-- Opening Marker --
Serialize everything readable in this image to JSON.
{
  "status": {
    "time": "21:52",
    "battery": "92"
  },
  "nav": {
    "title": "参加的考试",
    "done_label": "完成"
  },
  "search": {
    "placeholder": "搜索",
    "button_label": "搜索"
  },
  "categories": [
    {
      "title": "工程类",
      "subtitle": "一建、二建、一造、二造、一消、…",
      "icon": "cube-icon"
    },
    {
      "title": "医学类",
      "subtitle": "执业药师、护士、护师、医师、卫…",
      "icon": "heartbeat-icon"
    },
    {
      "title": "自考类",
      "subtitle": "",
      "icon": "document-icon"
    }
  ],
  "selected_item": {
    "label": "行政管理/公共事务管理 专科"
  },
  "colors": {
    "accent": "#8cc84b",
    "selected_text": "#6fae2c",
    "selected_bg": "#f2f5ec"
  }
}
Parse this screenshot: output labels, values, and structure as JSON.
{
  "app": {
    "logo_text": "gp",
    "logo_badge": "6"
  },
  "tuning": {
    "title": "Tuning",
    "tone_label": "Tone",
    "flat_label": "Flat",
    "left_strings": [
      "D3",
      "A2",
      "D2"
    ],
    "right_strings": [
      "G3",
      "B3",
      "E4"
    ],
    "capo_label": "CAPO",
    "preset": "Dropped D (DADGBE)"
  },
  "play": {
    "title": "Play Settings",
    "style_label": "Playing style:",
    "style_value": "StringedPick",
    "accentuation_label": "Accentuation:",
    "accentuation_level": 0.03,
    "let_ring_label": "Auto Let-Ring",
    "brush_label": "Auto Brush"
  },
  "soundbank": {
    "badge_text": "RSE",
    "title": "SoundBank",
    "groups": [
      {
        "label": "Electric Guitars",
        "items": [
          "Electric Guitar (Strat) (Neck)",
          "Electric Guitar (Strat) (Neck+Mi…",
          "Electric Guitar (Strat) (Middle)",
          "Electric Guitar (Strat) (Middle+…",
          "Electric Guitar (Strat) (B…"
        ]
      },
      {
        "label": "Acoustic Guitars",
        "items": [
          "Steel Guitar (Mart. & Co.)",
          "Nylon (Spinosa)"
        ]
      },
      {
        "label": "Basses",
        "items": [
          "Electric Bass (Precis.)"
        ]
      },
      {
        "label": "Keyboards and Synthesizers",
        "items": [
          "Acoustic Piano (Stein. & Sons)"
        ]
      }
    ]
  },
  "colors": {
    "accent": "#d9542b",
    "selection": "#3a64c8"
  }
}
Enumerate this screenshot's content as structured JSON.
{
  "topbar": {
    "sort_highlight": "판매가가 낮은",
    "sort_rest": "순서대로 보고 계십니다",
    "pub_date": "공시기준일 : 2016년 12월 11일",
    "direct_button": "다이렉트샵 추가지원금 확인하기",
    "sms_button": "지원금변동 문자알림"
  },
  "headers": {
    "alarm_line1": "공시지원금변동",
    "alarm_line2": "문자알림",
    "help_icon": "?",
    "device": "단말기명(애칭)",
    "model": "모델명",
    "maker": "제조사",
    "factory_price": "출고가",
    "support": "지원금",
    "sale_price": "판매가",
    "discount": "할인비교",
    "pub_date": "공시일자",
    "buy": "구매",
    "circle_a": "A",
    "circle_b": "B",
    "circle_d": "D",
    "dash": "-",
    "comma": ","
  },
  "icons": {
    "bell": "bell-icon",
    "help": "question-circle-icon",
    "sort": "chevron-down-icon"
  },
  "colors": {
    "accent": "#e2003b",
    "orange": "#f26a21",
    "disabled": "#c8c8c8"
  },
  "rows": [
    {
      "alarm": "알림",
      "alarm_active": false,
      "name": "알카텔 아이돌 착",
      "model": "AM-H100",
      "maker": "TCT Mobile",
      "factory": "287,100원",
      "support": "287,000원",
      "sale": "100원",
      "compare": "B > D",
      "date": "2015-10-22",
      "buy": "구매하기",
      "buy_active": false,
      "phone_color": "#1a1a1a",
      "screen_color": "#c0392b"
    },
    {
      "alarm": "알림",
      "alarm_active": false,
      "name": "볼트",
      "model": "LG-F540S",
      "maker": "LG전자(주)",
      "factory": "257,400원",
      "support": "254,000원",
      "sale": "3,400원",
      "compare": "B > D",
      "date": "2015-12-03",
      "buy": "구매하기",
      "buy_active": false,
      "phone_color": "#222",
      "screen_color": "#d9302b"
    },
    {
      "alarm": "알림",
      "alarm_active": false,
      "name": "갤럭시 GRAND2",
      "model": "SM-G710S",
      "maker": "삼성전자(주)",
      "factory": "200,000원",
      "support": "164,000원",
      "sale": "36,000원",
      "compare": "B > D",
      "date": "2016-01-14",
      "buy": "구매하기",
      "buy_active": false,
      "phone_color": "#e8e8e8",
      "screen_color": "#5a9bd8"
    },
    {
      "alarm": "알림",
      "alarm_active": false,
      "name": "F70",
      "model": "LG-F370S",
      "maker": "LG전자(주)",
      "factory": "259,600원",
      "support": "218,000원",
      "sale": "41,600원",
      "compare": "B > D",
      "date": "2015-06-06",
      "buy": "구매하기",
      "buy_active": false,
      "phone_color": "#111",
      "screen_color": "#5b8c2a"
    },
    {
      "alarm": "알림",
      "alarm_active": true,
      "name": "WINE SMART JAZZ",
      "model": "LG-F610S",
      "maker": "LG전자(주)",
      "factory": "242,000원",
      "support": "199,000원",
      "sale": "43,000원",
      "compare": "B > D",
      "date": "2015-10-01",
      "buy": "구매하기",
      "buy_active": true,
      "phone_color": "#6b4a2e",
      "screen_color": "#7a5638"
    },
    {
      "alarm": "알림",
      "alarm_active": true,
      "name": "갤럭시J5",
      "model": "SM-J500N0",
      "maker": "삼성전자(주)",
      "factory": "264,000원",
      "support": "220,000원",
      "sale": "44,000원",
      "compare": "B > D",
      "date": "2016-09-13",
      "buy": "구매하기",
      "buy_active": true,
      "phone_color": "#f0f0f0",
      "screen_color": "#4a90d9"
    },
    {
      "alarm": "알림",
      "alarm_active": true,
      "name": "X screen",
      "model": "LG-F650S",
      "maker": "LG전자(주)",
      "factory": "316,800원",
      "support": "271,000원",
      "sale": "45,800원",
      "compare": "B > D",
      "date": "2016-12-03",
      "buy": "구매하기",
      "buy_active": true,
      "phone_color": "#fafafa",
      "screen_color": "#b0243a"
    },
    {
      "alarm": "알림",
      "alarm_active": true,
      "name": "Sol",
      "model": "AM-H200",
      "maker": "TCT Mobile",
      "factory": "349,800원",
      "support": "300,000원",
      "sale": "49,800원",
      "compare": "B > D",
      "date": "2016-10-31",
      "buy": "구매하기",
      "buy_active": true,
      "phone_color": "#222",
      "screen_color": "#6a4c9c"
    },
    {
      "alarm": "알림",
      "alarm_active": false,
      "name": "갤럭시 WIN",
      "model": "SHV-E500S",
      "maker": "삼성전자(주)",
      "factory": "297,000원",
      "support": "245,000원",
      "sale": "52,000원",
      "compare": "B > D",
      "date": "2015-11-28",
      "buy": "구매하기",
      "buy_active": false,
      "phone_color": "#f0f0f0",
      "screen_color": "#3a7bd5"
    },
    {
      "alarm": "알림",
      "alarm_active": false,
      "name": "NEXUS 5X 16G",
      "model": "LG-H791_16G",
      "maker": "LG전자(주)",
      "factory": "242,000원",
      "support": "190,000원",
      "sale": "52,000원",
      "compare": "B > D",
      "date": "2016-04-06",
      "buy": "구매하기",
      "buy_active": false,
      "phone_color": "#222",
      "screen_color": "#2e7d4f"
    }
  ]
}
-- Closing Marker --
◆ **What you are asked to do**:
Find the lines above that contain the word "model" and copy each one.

◆ **Your solution**:
    "model": "모델명",
      "model": "AM-H100",
      "model": "LG-F540S",
      "model": "SM-G710S",
      "model": "LG-F370S",
      "model": "LG-F610S",
      "model": "SM-J500N0",
      "model": "LG-F650S",
      "model": "AM-H200",
      "model": "SHV-E500S",
      "model": "LG-H791_16G",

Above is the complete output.